He later said, “The cable networks have already lost credibility because they have had so much difficulty in dealing with Trump’s approach, they have been very bad at challenging his misstatements, his lies, giving the audience the proper context.”
The New York Times on Monday called the coverage “a struggle” for networks, adding, “the television news industry is wrestling with how to balance fairness, credibility and the temptations of sky-high ratings as it prepares for a presidential matchup like none other.”
And they are not alone in that view.
“The rules of journalism still apply. It has to be credible and offer the proper context,” said Jeremy Smerd, editor of Crains New York and a former politics reporter. “That is something news outlets have to be worried about in terms of credibility. When they start buying into the talking points of the Trump campaign it undermines their credibility.”
He later added, “News outlets need to do more than be his amplification, they need to be his filter, Donald Trump continually changes his message and it is hard to know what he really means.”
“It almost completely erases the distinction between news value and entertainment values,” said Ed Wasserman, dean of the Graduate School of Journalism at the University of California, Berkeley. “The news media adopting him as an asset and as a crowd pleaser and as a magnet for audience hits. It confers stature on him and wins him supporters with the coverage he is getting, credibility and a seriousness about him as a candidate when there is nothing in his record that satisfies that.”
He added, “This is going to go down as one of the historic [press] failures, on a par with the run up to the Iraq War. The press has not bothered with him as a serious candidate.”

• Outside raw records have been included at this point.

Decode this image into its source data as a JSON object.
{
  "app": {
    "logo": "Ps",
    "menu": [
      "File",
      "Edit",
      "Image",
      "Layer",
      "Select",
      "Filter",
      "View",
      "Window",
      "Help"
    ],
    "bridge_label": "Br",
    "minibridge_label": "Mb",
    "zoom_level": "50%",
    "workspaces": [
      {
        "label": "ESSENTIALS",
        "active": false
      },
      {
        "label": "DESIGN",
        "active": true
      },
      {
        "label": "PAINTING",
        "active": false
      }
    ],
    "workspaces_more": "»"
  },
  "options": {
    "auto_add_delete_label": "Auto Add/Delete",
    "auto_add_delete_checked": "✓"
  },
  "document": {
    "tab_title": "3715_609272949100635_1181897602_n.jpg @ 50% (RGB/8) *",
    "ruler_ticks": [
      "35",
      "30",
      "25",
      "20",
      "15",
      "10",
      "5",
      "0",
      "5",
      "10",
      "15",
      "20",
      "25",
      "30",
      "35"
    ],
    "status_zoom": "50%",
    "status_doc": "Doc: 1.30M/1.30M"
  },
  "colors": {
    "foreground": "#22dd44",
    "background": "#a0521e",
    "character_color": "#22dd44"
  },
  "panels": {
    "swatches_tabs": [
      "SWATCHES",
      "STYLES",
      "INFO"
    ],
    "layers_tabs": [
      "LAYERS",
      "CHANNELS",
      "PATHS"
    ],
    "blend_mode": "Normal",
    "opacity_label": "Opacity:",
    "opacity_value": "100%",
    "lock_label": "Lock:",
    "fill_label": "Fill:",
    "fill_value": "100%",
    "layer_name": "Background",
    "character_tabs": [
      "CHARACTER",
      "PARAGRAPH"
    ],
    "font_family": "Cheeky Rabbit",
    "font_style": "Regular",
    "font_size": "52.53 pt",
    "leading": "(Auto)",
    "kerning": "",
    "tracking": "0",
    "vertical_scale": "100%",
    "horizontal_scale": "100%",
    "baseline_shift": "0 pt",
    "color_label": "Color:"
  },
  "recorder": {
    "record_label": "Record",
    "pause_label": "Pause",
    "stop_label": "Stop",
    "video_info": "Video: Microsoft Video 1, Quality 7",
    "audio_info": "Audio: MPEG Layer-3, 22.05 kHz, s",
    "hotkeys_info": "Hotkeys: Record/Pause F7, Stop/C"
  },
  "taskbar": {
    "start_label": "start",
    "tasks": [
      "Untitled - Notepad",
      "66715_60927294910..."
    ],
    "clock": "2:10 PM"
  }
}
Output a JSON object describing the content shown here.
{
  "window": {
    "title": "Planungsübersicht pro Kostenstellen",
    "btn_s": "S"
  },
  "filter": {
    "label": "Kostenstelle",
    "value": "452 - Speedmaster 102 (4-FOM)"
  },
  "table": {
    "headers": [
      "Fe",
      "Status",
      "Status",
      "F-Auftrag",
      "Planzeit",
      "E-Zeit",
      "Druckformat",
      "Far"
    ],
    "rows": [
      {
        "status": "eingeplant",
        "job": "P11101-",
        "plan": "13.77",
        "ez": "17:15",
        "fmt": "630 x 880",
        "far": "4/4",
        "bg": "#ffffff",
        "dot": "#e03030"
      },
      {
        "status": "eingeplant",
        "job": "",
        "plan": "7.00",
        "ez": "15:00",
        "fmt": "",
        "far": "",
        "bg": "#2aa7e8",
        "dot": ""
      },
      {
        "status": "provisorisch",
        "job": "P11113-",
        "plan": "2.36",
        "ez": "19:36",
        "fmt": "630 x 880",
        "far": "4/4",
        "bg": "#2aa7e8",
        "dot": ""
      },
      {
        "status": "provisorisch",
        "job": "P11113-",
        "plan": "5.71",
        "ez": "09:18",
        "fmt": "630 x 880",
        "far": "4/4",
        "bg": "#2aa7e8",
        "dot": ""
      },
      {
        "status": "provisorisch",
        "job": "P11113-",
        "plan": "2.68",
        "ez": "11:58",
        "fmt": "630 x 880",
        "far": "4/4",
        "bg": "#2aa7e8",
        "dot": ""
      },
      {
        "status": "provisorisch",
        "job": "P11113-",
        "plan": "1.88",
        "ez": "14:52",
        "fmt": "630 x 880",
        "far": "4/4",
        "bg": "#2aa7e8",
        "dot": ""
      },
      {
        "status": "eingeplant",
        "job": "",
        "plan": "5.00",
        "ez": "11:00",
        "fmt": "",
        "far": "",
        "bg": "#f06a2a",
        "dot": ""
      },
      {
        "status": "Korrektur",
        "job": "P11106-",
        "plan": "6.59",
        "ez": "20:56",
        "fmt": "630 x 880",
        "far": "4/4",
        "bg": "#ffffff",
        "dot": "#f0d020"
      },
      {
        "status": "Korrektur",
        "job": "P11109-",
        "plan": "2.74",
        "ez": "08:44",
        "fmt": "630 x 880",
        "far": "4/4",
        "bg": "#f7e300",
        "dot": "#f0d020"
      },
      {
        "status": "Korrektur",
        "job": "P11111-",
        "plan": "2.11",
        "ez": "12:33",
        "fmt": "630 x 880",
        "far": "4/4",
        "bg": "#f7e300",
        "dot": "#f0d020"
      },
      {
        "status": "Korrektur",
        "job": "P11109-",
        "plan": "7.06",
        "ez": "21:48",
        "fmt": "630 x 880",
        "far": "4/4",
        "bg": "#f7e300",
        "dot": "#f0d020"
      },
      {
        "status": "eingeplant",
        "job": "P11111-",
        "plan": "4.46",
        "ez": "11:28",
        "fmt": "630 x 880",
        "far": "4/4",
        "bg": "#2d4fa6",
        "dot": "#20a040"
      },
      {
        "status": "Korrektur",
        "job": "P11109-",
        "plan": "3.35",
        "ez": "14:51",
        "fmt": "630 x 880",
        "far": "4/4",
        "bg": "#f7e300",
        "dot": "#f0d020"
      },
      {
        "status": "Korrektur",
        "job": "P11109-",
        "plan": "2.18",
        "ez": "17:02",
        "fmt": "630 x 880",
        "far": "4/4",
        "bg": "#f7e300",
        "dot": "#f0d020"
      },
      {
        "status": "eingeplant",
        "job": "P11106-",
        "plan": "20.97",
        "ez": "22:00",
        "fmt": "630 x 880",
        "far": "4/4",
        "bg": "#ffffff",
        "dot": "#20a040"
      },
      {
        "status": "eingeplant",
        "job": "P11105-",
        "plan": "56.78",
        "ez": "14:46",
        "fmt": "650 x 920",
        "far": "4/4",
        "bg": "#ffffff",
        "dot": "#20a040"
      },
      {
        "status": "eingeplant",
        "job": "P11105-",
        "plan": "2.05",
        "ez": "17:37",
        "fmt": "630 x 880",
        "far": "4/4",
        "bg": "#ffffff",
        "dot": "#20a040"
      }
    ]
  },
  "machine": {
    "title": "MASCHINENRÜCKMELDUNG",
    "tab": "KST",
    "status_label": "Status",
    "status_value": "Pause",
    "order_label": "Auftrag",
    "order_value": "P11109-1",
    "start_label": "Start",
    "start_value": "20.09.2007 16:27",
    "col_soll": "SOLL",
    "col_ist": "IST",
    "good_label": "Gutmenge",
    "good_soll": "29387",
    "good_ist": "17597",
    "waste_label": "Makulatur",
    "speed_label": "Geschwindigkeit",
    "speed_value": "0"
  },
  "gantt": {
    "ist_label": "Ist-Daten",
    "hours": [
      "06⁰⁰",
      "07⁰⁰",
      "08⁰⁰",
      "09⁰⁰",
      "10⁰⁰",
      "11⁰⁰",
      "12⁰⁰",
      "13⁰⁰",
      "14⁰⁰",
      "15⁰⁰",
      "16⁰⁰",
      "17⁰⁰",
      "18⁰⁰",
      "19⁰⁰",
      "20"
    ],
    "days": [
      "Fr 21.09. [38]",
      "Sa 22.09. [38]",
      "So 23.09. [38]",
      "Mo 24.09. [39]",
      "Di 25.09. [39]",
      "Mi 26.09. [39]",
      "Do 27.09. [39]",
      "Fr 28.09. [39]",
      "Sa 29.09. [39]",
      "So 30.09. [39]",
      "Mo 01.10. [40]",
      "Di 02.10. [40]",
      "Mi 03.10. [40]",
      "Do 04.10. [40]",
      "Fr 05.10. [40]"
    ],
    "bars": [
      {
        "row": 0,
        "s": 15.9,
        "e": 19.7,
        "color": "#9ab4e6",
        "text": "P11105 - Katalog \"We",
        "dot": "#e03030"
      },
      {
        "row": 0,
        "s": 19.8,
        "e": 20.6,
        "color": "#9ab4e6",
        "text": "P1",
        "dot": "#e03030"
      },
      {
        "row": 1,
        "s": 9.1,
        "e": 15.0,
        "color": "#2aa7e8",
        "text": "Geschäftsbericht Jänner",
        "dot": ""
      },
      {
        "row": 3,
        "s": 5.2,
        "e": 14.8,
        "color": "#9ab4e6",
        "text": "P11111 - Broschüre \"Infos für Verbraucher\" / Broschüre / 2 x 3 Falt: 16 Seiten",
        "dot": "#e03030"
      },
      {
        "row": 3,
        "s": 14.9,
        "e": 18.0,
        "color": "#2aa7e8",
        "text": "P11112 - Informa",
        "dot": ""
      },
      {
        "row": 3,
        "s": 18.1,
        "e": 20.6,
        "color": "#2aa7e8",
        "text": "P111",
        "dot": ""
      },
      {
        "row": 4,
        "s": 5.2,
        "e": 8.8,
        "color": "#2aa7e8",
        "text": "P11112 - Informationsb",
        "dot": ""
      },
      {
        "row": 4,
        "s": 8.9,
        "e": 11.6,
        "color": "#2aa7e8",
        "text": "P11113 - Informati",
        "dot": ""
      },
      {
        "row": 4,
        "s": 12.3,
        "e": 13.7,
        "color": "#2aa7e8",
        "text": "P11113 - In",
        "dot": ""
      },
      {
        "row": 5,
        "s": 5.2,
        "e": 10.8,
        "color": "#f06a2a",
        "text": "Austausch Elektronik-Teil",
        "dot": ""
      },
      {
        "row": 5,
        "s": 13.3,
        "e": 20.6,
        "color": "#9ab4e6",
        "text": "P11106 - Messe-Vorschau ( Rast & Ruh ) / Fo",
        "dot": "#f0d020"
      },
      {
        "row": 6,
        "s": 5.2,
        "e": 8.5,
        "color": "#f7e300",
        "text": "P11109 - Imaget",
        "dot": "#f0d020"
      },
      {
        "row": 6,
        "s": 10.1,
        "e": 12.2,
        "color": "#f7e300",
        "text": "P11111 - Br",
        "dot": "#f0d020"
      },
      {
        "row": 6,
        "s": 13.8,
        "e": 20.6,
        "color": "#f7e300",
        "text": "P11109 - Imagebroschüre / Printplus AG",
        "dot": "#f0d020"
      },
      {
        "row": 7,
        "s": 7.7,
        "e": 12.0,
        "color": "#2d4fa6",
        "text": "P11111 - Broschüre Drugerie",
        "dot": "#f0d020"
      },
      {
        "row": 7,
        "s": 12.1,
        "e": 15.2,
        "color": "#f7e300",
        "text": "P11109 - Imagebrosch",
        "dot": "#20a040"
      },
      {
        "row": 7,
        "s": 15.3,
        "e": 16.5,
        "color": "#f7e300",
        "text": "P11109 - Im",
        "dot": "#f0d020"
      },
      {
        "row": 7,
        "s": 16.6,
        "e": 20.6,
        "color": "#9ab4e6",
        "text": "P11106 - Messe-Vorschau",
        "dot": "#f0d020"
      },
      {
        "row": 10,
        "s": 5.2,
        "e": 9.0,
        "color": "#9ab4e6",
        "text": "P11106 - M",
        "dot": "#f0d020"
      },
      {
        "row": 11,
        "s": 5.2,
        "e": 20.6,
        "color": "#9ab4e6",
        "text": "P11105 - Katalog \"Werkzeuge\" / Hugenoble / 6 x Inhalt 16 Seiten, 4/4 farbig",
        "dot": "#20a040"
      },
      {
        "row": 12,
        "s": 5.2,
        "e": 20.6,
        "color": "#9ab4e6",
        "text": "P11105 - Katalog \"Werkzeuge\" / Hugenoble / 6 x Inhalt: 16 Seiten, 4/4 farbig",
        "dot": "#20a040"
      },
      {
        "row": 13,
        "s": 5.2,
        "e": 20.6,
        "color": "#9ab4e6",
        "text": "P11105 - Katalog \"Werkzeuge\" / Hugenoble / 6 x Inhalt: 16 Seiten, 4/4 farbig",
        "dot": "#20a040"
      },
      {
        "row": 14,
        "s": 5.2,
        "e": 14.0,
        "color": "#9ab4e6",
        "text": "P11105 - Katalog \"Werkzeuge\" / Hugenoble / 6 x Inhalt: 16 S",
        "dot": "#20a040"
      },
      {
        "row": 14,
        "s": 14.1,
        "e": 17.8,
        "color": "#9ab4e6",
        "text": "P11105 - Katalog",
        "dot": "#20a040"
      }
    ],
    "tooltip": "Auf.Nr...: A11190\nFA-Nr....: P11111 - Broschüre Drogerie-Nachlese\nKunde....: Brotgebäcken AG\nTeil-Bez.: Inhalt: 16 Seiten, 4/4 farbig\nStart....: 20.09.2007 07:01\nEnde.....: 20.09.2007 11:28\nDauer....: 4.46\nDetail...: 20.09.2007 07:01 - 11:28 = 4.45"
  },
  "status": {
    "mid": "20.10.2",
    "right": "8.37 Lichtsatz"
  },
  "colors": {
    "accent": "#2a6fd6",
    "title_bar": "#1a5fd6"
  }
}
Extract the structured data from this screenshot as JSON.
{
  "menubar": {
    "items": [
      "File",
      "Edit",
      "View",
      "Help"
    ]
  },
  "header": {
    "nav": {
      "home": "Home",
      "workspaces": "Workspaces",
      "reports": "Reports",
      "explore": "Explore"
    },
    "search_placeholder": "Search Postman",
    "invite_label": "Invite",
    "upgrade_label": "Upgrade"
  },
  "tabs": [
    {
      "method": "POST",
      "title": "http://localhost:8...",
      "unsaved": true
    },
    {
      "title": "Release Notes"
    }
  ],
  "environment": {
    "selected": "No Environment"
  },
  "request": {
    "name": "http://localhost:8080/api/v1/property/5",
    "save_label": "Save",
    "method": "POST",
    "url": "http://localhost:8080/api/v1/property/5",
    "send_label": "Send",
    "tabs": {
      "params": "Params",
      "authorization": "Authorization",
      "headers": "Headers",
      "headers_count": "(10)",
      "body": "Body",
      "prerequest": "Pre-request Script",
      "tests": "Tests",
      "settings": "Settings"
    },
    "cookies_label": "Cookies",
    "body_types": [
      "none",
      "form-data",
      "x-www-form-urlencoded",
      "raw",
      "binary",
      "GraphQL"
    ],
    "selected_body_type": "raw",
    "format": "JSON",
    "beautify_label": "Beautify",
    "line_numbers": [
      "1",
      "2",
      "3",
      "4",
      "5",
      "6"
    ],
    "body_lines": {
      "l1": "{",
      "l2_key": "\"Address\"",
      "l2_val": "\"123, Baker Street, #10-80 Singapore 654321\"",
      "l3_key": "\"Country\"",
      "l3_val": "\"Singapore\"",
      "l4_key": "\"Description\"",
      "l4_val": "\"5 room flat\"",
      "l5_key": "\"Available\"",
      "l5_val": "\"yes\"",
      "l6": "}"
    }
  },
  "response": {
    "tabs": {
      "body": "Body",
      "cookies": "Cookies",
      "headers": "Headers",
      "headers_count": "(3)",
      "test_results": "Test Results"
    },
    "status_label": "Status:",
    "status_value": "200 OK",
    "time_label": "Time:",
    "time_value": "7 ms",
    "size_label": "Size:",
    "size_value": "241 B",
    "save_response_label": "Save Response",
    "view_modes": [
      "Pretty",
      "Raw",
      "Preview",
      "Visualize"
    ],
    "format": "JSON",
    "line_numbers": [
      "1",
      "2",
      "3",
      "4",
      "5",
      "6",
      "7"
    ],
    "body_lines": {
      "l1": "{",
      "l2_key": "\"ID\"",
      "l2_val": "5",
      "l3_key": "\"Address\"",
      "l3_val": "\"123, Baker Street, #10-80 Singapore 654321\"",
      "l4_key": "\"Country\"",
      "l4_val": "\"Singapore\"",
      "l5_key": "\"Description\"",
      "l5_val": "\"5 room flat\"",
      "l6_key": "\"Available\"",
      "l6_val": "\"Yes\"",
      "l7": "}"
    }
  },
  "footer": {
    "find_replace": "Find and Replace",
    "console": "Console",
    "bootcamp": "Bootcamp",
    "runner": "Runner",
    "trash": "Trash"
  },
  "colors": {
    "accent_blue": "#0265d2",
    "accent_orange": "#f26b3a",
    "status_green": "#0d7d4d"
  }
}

Rick Edmonds, a media business analyst for The Poynter Institute, said the presidential campaign “is more like a reality show than the pundit class would like to admit. Some of the errors like broadcasting so many of his rallies live and settling for phone interviews were a product of that.”